The cosmic microwave background, the remaining glow of the big bang, was recently mapped in great detail, but astronomers have had much more trouble measuring the extragalactic infrared (IR) background, mainly because it’s hard to separate from sources inside our galaxy. Thirty years ago, an indirect approach to the measurement, free of such contamination, was suggested: look at the effects of the IR background photons on gamma rays arriving from distant sources. In the 6 April PRL, a team describes the most detailed analysis of this type, which uses the latest high energy gamma ray observations to set the most stringent, model-independent limits yet proposed for the IR background. They also apply their IR limits to two specific problems–very massive dark matter candidates and the possibility of massive neutrinos.
Within the past decade, astronomers have begun to reliably detect the atmospheric particle showers from very high energy gamma rays in the range where the IR background should have the most effect (above , or ). According to theory, a gamma photon from a distant source should combine with a background IR photon to produce an electron-positron pair with high probability, assuming enough IR photons exist between Earth and the source. The reaction requires a minimum gamma photon energy, and theorists expect a steep reduction in the number of photons reaching Earth with higher energies because this process should absorb them. But the energy of this cutoff is strongly dependent on the density of IR photons, so even the detection of a small number of high energy photons from a source of known distance implies an upper limit on the IR photon density–with an IR background above this limit, the gamma rays would never have arrived at Earth.
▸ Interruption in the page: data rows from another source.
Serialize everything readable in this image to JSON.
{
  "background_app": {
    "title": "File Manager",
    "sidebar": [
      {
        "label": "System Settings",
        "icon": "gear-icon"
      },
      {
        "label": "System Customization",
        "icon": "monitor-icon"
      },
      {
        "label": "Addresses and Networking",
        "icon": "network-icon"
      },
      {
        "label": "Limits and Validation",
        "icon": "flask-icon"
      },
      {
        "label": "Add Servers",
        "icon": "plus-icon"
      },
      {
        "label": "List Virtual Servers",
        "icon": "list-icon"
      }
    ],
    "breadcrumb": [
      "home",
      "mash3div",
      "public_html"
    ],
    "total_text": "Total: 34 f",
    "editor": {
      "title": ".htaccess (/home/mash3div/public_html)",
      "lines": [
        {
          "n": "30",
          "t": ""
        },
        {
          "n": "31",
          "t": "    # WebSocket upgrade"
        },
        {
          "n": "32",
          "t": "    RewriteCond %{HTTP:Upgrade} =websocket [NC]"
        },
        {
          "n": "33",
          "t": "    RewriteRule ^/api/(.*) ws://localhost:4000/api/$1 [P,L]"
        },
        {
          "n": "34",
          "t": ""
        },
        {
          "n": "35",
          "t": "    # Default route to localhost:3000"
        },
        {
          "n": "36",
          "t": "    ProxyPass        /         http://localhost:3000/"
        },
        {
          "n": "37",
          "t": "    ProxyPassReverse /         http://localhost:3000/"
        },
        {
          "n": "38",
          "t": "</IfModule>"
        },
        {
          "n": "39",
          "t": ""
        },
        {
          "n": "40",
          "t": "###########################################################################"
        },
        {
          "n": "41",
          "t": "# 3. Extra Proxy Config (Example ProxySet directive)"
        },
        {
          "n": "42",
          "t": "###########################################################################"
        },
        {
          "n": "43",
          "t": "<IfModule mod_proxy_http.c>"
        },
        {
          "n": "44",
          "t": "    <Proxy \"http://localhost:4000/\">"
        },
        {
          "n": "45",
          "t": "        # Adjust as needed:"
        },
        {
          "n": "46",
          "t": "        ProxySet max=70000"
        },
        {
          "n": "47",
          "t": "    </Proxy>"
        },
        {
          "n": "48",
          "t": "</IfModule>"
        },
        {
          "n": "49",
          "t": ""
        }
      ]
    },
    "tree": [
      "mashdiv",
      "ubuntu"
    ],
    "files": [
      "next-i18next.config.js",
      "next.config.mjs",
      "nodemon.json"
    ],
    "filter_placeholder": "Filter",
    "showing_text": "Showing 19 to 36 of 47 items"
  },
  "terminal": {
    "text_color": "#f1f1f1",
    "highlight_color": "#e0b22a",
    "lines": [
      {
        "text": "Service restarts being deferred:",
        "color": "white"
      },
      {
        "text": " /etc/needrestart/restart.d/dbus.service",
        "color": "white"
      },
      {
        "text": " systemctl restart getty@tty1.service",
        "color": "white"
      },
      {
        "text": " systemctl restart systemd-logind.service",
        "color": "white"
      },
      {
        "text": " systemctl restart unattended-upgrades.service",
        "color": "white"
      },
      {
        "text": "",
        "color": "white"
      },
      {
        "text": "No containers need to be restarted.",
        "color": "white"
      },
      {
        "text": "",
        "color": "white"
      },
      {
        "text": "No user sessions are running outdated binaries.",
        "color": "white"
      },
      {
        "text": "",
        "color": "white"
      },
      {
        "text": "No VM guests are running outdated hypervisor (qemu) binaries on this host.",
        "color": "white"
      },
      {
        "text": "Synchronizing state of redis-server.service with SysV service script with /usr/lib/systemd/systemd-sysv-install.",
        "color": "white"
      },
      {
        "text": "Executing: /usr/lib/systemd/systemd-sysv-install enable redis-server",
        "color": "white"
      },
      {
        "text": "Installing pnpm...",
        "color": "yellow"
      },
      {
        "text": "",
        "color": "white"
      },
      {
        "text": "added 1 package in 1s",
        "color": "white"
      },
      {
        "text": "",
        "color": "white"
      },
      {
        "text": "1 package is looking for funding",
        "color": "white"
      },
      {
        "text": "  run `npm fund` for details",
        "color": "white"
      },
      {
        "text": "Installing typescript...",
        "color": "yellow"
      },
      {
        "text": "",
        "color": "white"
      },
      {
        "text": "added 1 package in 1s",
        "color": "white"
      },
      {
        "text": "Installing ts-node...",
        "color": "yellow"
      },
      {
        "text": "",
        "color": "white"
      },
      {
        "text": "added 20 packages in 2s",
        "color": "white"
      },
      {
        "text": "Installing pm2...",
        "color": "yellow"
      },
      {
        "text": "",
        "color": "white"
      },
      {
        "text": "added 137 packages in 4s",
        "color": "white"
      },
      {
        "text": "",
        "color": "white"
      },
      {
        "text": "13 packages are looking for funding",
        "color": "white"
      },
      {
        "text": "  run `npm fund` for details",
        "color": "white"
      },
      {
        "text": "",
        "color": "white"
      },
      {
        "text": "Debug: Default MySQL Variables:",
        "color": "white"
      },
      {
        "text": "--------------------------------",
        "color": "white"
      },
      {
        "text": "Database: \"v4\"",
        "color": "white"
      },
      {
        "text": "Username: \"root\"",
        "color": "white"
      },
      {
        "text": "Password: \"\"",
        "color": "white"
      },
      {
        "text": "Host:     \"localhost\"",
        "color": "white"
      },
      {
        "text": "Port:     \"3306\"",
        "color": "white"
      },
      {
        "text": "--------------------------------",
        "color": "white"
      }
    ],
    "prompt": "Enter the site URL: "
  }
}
One of the greatest difficulties in this approach to studying the IR background is the uncertainty in the shapes of both the IR spectrum and the gamma spectrum at its source. Steven Biller, of Oxford University in the UK, and his colleagues, attempted to address this difficulty in their PRL paper by assuming very little about the spectra. “We were surprised,” recalls Biller, by the stringency of the upper limits they derived from simply assuming a gamma spectrum steeper than and requiring consistency with satellite-based IR observations and recent ground-based gamma ray observations. Biller and his colleagues essentially relied on the satellite data as an upper limit for the IR levels at energies between 0.3 and and used it to scale their predictions for lower IR energies, which were binned into several energy ranges. In the range between 0.03 and , their results reduced the IR upper limit by more than a factor of 10 below the limit based directly on satellite observations.
The analysis agrees with other recent work which suggests that the IR background is not much larger than would be expected from “conventional” sources, such as the stars and dust in galaxies. Perhaps 90% of the Universe is composed of mysterious “dark matter” which we can’t observe directly, but some dark matter candidates would contribute to the IR background, increasing it above the “conventional” level. Biller and his colleagues claim to essentially rule out one of those candidates, called “very massive objects” (VMO’s)–ancient stars up to solar masses that would have become black holes long ago, but would have contributed IR radiation during their lifetimes. The authors raise one caveat to this result, however: If there was a large amount of IR-absorbing dust reradiating at other wavelengths, VMO’s would not be ruled out. They also used their IR background data to limit the parameters for proposed massive neutrinos, which could contribute IR photons through a radiative decay mechanism if the neutrino mass were in a range near 0.1 eV.
A new gamma telescope array, called VERITAS, is scheduled to begin construction within the next several years, and the team eagerly awaits the wider range of energies that will be detectable. “There’s no reason the [IR] limits will not improve,” says Biller.